- Activity: Copy out each line of the data below in which the string "screenshot" appears.
· · · · · · ·
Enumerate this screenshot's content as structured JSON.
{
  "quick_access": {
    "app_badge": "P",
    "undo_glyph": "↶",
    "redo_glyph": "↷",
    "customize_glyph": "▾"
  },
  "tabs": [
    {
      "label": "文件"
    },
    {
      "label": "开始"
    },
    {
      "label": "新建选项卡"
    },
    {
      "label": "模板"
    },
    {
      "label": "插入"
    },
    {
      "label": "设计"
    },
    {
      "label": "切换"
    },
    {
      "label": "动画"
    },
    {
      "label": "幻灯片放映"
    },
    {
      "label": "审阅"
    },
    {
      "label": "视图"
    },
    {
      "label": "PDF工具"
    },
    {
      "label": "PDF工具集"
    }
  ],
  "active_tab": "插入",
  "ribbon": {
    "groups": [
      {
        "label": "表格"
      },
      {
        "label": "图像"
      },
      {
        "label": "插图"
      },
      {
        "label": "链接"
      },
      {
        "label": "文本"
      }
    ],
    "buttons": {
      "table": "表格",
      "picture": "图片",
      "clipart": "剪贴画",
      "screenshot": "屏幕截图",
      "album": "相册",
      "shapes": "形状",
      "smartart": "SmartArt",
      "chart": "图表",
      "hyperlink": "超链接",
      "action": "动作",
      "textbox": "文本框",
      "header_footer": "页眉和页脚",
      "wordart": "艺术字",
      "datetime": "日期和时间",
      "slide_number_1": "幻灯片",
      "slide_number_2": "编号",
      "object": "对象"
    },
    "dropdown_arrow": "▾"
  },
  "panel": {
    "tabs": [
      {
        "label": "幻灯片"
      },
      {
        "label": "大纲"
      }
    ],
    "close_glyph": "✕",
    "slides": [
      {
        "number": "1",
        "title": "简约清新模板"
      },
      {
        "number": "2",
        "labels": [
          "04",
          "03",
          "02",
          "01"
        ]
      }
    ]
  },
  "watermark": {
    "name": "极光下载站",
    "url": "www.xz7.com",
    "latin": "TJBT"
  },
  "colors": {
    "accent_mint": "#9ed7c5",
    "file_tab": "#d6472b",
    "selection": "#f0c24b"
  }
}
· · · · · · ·
- Result for this exercise:
Enumerate this screenshot's content as structured JSON.
      "screenshot": "屏幕截图",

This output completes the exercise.